Our testing results are presented in the table and graphs on the subsequent pages. The x and y scales have been scaled by logarithm to the base 10 to show which libraries' performance scales linearly as the dataset size increases. Memory usage was not recorded for cluster processing because it was difficult to accurately aggregate total memory usage across each machine of the cluster.
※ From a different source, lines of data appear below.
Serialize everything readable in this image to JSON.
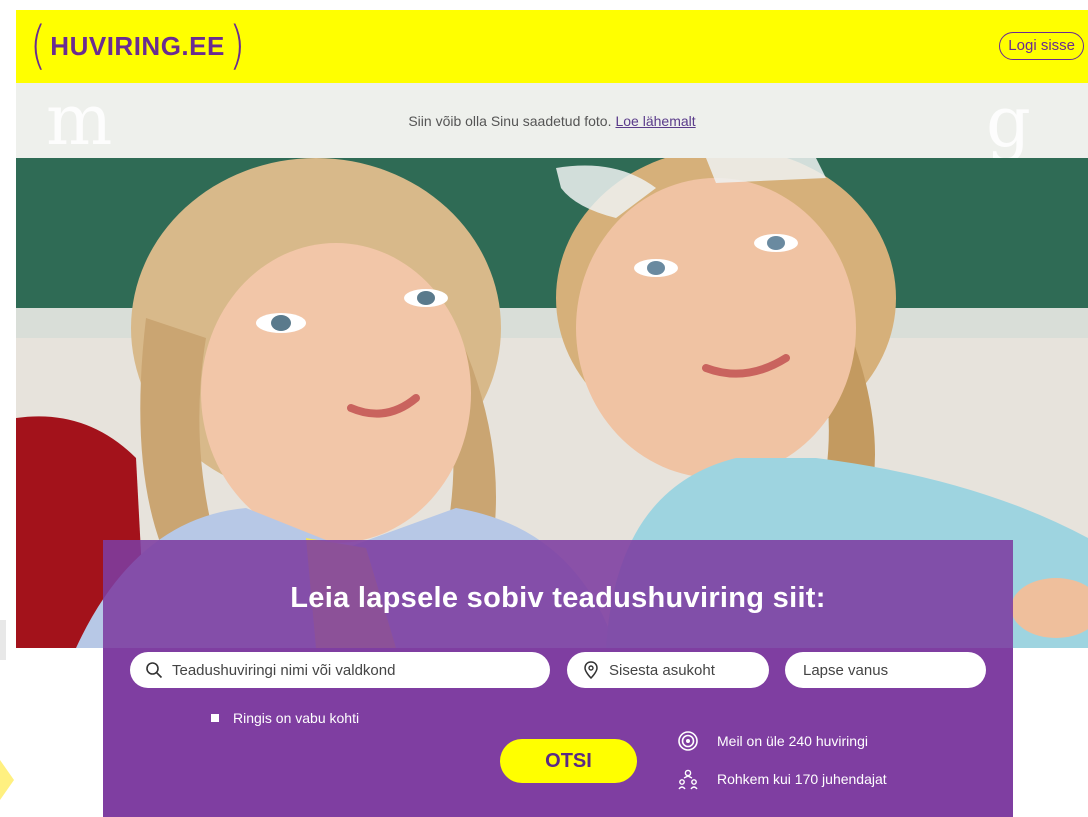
{
  "header": {
    "logo_text": "HUVIRING.EE",
    "login_label": "Logi sisse"
  },
  "notice": {
    "text": "Siin võib olla Sinu saadetud foto.",
    "link_label": "Loe lähemalt"
  },
  "search": {
    "title": "Leia lapsele sobiv teadushuviring siit:",
    "name_placeholder": "Teadushuviringi nimi või valdkond",
    "location_placeholder": "Sisesta asukoht",
    "age_placeholder": "Lapse vanus",
    "checkbox_label": "Ringis on vabu kohti",
    "submit_label": "OTSI"
  },
  "stats": [
    {
      "icon": "target-icon",
      "text": "Meil on üle 240 huviringi"
    },
    {
      "icon": "people-icon",
      "text": "Rohkem kui 170 juhendajat"
    }
  ],
  "colors": {
    "brand_yellow": "#ffff00",
    "brand_purple": "#6a2c91",
    "panel_purple": "#8a4fa7"
  }
}
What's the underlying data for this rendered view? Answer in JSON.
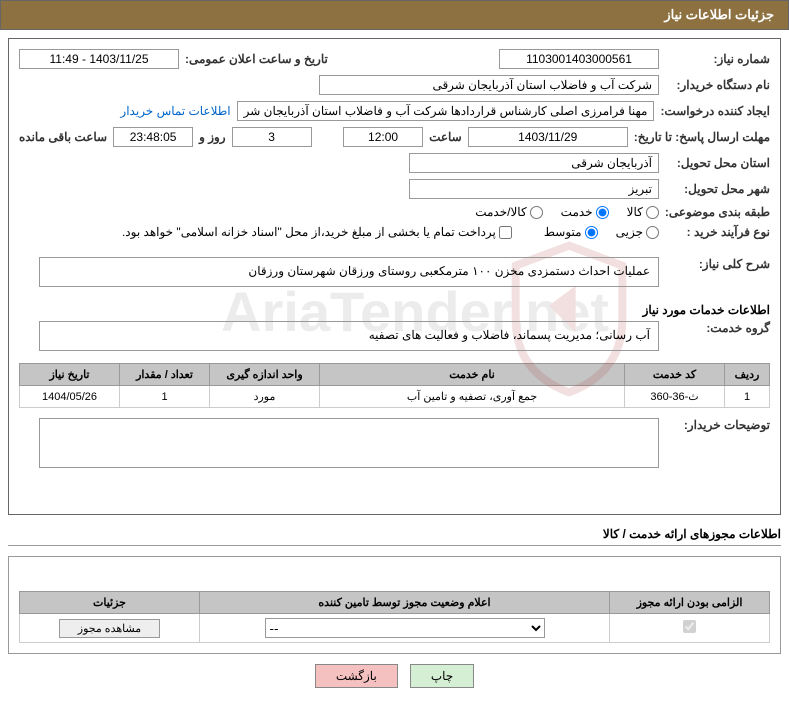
{
  "pageTitle": "جزئیات اطلاعات نیاز",
  "labels": {
    "needNumber": "شماره نیاز:",
    "announceDateTime": "تاریخ و ساعت اعلان عمومی:",
    "buyerOrg": "نام دستگاه خریدار:",
    "requester": "ایجاد کننده درخواست:",
    "contactLink": "اطلاعات تماس خریدار",
    "deadline": "مهلت ارسال پاسخ: تا تاریخ:",
    "hour": "ساعت",
    "daysAnd": "روز و",
    "remaining": "ساعت باقی مانده",
    "deliverProvince": "استان محل تحویل:",
    "deliverCity": "شهر محل تحویل:",
    "category": "طبقه بندی موضوعی:",
    "cat_goods": "کالا",
    "cat_service": "خدمت",
    "cat_goodsService": "کالا/خدمت",
    "purchaseType": "نوع فرآیند خرید :",
    "pt_partial": "جزیی",
    "pt_medium": "متوسط",
    "paymentNote": "پرداخت تمام یا بخشی از مبلغ خرید،از محل \"اسناد خزانه اسلامی\" خواهد بود.",
    "needDesc": "شرح کلی نیاز:",
    "servicesInfo": "اطلاعات خدمات مورد نیاز",
    "serviceGroup": "گروه خدمت:",
    "buyerNotes": "توضیحات خریدار:"
  },
  "values": {
    "needNumber": "1103001403000561",
    "announceDateTime": "1403/11/25 - 11:49",
    "buyerOrg": "شرکت آب و فاضلاب استان آذربایجان شرقی",
    "requester": "مهنا فرامرزی اصلی کارشناس قراردادها شرکت آب و فاضلاب استان آذربایجان شر",
    "deadlineDate": "1403/11/29",
    "deadlineHour": "12:00",
    "daysLeft": "3",
    "hoursLeft": "23:48:05",
    "province": "آذربایجان شرقی",
    "city": "تبریز",
    "needDesc": "عملیات احداث دستمزدی مخزن ۱۰۰ مترمکعبی روستای ورزقان شهرستان ورزقان",
    "serviceGroup": "آب رسانی؛ مدیریت پسماند، فاضلاب و فعالیت های تصفیه"
  },
  "serviceTable": {
    "headers": {
      "row": "ردیف",
      "code": "کد خدمت",
      "name": "نام خدمت",
      "unit": "واحد اندازه گیری",
      "qty": "تعداد / مقدار",
      "date": "تاریخ نیاز"
    },
    "rows": [
      {
        "row": "1",
        "code": "ث-36-360",
        "name": "جمع آوری، تصفیه و تامین آب",
        "unit": "مورد",
        "qty": "1",
        "date": "1404/05/26"
      }
    ]
  },
  "licenseSection": {
    "title": "اطلاعات مجوزهای ارائه خدمت / کالا",
    "headers": {
      "mandatory": "الزامی بودن ارائه مجوز",
      "status": "اعلام وضعیت مجوز توسط تامین کننده",
      "details": "جزئیات"
    },
    "selectPlaceholder": "--",
    "viewBtn": "مشاهده مجوز"
  },
  "actions": {
    "print": "چاپ",
    "back": "بازگشت"
  },
  "watermark": "AriaTender.net"
}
Overall, PySpark and Ray were the most performant and memory efficient as the data size increased.



Table


Library

N Files

Time (seconds)
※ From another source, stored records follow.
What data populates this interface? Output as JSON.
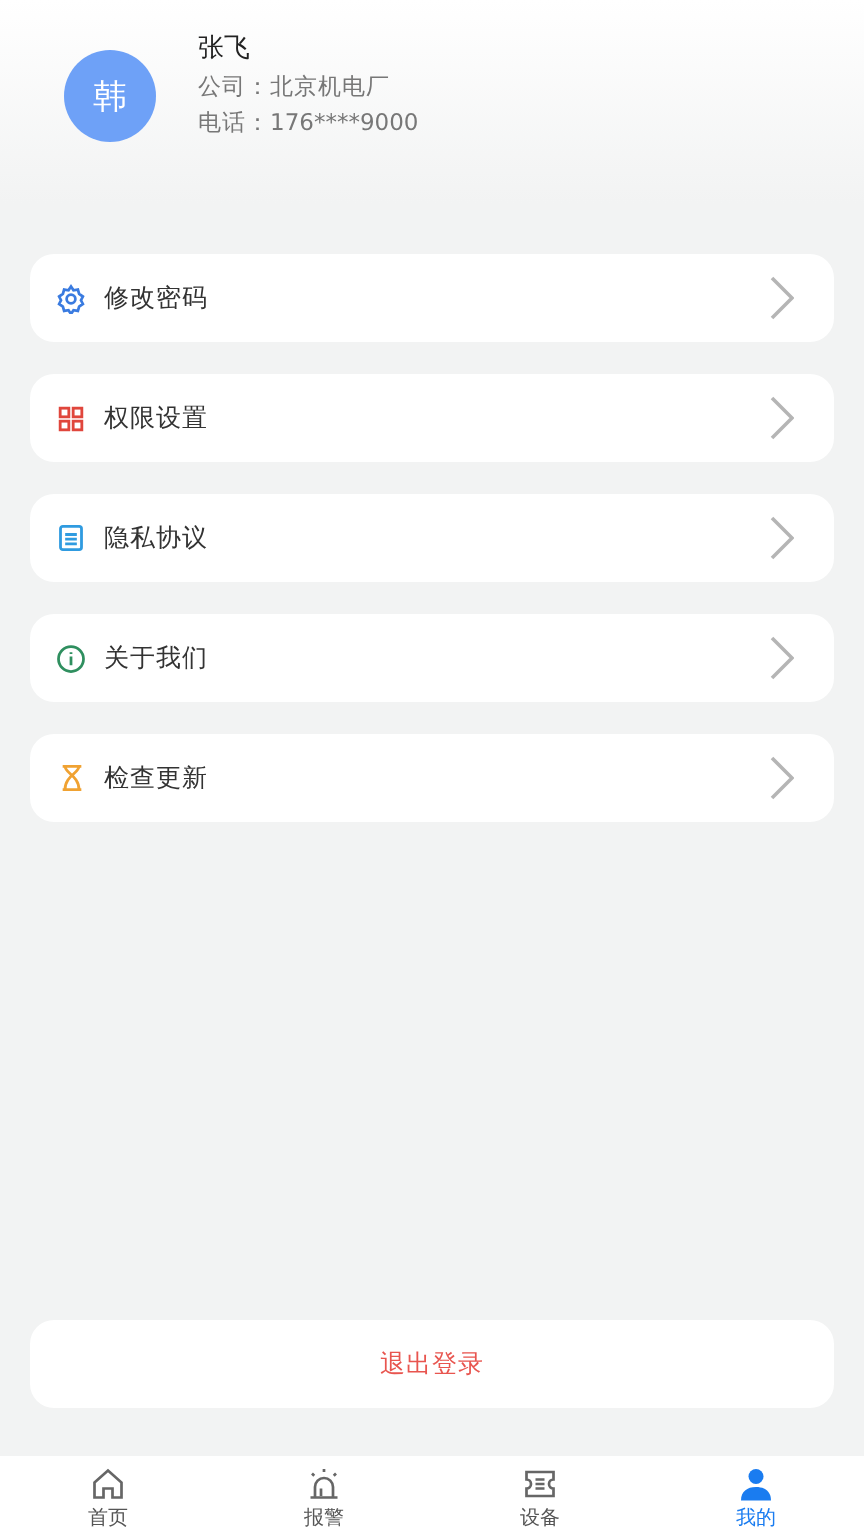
{
  "profile": {
    "avatar_text": "韩",
    "name": "张飞",
    "company": "公司：北京机电厂",
    "phone": "电话：176****9000"
  },
  "menu": [
    {
      "label": "修改密码"
    },
    {
      "label": "权限设置"
    },
    {
      "label": "隐私协议"
    },
    {
      "label": "关于我们"
    },
    {
      "label": "检查更新"
    }
  ],
  "logout": "退出登录",
  "tabs": [
    {
      "label": "首页",
      "selected": false
    },
    {
      "label": "报警",
      "selected": false
    },
    {
      "label": "设备",
      "selected": false
    },
    {
      "label": "我的",
      "selected": true
    }
  ]
}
Memory (MiB)

Cost Per Hour

Total Cost (dollars)

pandas

1

7.89

1255.12

1.00

0.0022

pandas

10

76.00

11452.78

1.00

0.0211
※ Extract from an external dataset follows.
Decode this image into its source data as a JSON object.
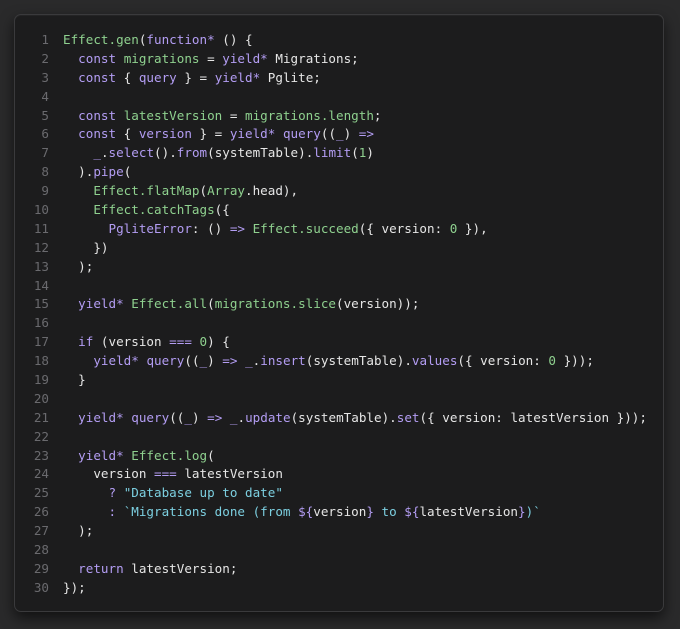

pandas

100

797.00

130078.20

1.00

0.2214

polars

1

3.09

2712.89

1.00

0.0009

polars

10

30.30

15161.97

1.00

0.0084

polars

100

318.00

106192.75

1.00

0.0883

dask standalone

1

7.09

1642.15

1.00

0.0020

dask standalone

10

34.40

11501.16

1.00

0.0096

dask standalone

100

370.00

75321.80

1.00

0.1028

spark standalone

1

19.50

62.62

1.00

0.0054

spark standalone

10

37.50

63.91

1.00

0.0104

spark standalone

100

86.00

63.93

1.00

0.0239

ray standalone

1

6.73

40.05

1.00

0.0019

ray standalone

10

7.53

144.20

1.00

0.0021

ray standalone

100

26.30

917.56

1.00

0.0073

dask cluster

1

8.74


0.90

0.0022

dask cluster

10

26.88


0.90

0.0067

dask cluster

100

241.50


0.90

0.0604

spark cluster

1

22.78


0.90

0.0057

spark cluster

10

22.84


0.90

0.0057

spark cluster

100

53.65


0.90

0.0134

ray cluster

1

8.10


0.90

0.0020

ray cluster

10

21.32


0.90

0.0053

ray cluster

100

159.81


0.90

0.0400



Processing Time (Standalone)


image

Processing Time (Cluster)


image

Processing Time (Total)


image

Memory Usage


image

Total Cost


image

Analysis


After completing this research, we provide the following recommendations:
File size:

  • 0 - 9,999,999 rows
    • Standalone
      1. CSV: Polars + Pandas
      2. Other file formats: Dask
    • Cluster
      1. Dask
  • 10,000,000 - 99,999,999 rows
    • Standalone
      1. CSV: Polars + Pandas
      2. Other file formats: Dask
    • Cluster:
      1. Spark
  • 100,000,000 rows
    • Standalone
      1. Spark
    • Cluster:
      1. Spark
  • If code can be parallelized, using Ray can maximize performance for all file sizes.

General code improvements:


  1. Improve existing Pandas processes by replacing pandas.read_csv() and pandas.groupby() with polars.read_csv() and polars.groupby(). You can easily convert between Polars DataFrames and Pandas DataFrames with the polars.from_pandas() and df.to_pandas() methods.
  2. Improve existing Pandas processes by replacing Pandas DataFrames with Dask DataFrames. Dask will then automatically schedule the process to use multiple cores with minimal syntax changes.
  3. Refactor existing Pandas processes to utilize Ray if the code can be parallelized.
  4. Refactor big data processes to utilize PySpark.

Conclusion


The performance of Pandas processes in Python can be improved by utilizing other DataFrame libraries, such as Polars, Dask, Ray, and PySpark. Dask, Ray, and PySpark can be used either on a single machine or on a cluster. On CASFS, when users add worker nodes to their Analytics cluster, CASFS automatically adds the worker nodes to a Dask and a Ray cluster. Currently, we provide a script to launch Spark clusters on Analytics, but in the future, Analytics clusters will automatically connect worker nodes to a Spark cluster as well.